But the Obama-Trudeau announcement did much more than protect Arctic seas from drilling. The two leaders announced major moves toward a clean energy economy in the Arctic—moves that track what Pacific Environment and allies have been advocating.

  • The United States and Canada agreed to start the process to phase out heavy fuel oil in Arctic waters.

Even if there were no oil drilling at all in the Arctic, a huge threat of oil spill disasters comes from supertankers (like the Exxon Valdez) and other commercial ships—too many of which still use or transport heavy fuel oil.

This oil is super-dense and impossible to clean up in Arctic conditions. A spill would be catastrophic for communities, wildlife and ecosystems. And I’m proud that because of Pacific Environment’s leadership, this issue has risen to the top of the Arctic policy agenda.

Obama and Trudeau did more still, announcing common-sense ship traffic regulations.

  • In the face of a huge increase forecast for Arctic ship traffic, the two nations committed to various protections for indigenous communities and wildlife, including ship “avoidance areas,” speed limits and shipping lanes.

These measures will prevent collisions and steer ships away from dangerous areas, breeding and migrating wildlife, and indigenous subsistence activities.

Finally, the item that may prove to be the most important for the ultimate success of Arctic protection was one hardly noticed.

  • Obama and Trudeau announced measures to support indigenous economic development without fossil fuels and to include the voices and full participation of indigenous communities in that economic development.

Climate change and the anticipated increase in ship traffic are threatening the survival of Arctic indigenous people whose lives are inextricably tied to the bounty of the sea.

I’m proud that Pacific Environment has been partnering with indigenous leaders to help them gain a seat at the most important international institution for Arctic waters.

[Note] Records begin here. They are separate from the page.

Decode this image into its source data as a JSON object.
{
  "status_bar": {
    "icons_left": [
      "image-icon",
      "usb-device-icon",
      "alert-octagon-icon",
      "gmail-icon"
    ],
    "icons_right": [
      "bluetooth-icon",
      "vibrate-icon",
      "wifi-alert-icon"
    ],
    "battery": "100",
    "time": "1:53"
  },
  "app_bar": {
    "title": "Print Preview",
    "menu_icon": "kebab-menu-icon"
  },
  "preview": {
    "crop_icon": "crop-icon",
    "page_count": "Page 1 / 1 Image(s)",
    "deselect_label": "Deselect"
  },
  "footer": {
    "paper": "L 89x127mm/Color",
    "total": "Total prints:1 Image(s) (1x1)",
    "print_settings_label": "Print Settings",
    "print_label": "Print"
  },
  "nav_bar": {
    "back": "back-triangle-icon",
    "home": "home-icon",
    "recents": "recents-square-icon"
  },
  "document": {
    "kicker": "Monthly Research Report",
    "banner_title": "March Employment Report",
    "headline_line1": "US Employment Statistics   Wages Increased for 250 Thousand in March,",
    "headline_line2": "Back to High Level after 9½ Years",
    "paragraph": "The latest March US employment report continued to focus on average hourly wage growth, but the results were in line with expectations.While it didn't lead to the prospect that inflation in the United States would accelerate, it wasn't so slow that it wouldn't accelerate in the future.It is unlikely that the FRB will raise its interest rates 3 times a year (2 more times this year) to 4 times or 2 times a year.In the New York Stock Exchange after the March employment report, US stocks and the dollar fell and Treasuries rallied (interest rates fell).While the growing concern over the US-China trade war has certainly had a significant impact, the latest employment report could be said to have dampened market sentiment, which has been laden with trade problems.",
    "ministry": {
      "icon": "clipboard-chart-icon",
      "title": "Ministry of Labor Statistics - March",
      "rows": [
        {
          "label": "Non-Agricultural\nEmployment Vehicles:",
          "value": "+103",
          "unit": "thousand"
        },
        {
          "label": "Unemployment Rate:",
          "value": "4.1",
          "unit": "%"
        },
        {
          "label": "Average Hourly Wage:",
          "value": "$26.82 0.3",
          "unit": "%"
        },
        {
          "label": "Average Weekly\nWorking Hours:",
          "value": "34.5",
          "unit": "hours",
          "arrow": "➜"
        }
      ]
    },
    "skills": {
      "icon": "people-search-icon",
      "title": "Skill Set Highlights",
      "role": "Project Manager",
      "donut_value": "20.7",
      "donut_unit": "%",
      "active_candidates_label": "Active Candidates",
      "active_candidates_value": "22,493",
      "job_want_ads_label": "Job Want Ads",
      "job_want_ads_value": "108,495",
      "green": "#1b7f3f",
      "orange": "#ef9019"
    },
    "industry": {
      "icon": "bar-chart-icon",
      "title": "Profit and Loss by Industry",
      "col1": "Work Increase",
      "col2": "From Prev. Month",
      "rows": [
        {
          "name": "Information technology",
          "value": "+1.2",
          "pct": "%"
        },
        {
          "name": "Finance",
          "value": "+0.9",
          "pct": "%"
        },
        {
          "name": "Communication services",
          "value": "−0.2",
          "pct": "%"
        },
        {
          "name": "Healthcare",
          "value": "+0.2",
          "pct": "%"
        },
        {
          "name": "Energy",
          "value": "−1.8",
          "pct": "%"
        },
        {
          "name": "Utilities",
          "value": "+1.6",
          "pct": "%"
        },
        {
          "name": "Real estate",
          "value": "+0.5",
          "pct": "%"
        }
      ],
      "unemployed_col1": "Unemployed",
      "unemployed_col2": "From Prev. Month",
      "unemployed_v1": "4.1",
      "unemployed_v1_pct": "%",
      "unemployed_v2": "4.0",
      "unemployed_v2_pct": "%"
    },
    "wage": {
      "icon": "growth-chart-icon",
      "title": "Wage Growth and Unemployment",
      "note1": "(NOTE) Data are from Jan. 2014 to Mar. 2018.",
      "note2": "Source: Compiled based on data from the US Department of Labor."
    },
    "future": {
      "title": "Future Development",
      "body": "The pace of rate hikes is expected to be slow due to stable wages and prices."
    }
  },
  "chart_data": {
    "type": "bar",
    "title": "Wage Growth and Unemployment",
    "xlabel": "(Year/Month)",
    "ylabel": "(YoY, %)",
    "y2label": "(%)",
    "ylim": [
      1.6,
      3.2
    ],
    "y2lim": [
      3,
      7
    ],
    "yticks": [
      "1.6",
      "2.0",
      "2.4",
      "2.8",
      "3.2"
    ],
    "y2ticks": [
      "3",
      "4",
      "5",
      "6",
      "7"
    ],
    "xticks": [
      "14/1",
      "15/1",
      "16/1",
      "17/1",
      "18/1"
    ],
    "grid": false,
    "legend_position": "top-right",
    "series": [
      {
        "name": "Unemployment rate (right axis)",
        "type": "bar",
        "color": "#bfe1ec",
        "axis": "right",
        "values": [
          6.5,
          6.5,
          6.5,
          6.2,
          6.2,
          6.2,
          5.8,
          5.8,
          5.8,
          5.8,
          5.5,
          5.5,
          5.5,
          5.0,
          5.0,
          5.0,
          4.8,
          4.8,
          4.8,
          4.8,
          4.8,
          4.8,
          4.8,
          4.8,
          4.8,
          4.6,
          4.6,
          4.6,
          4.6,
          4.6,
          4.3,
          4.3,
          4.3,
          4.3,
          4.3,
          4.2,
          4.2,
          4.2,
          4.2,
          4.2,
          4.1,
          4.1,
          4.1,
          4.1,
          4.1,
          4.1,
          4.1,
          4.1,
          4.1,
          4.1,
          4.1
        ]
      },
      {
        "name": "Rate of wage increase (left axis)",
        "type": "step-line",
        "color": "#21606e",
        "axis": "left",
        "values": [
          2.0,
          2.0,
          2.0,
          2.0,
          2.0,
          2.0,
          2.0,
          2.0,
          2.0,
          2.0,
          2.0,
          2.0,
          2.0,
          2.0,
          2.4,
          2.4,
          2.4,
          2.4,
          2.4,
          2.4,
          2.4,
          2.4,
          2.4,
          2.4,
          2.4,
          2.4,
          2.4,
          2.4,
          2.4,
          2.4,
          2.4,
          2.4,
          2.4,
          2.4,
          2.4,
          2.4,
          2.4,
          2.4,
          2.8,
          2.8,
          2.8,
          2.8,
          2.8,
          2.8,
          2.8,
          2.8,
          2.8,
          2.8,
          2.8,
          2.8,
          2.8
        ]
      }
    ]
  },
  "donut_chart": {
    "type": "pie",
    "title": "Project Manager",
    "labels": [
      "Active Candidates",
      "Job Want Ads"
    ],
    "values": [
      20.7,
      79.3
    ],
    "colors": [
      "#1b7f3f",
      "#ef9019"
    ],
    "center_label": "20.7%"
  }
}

From securing new international laws for Arctic waters (an historic achievement that many had deemed too big a lift) to an ongoing campaign for marine protections in the Bering Sea, Pacific Environment has been fighting to protect the fragile Arctic, its people and wildlife from a threatened onslaught of industrializing activities.

Ultimately, the long-term health of the region will require strong protections from the potentially devastating impacts of increased ship traffic and a just transition from fossil fuels to clean energy.

Yes, the new Trump administration is littered with climate change deniers and fossil fuel acolytes, posing a threat to all these recent achievements in the Arctic.

But I’m heartened because I know that people here at home and around the world are way ahead of the new administration’s dangerously outdated fossil fuel agenda.

From key industries to faith leaders, more and more folks across partisan lines are realizing the existential threat climate change poses to our lives—and they will be demanding action for a just transition to clean energy.

Pacific Environment has been working in politically challenging conditions around the Pacific Rim for decades. Our partners in China and Russia show us how much can be accomplished through the vision and determined action of grassroots leaders.

Our partners’ courage in the face of political repression inspires me every day, and it gives me strength to continue the fight for the Arctic and our future.

I hope they will inspire you, too, to face 2017 with boldness and courage. Let’s make the environmental movement even stronger together.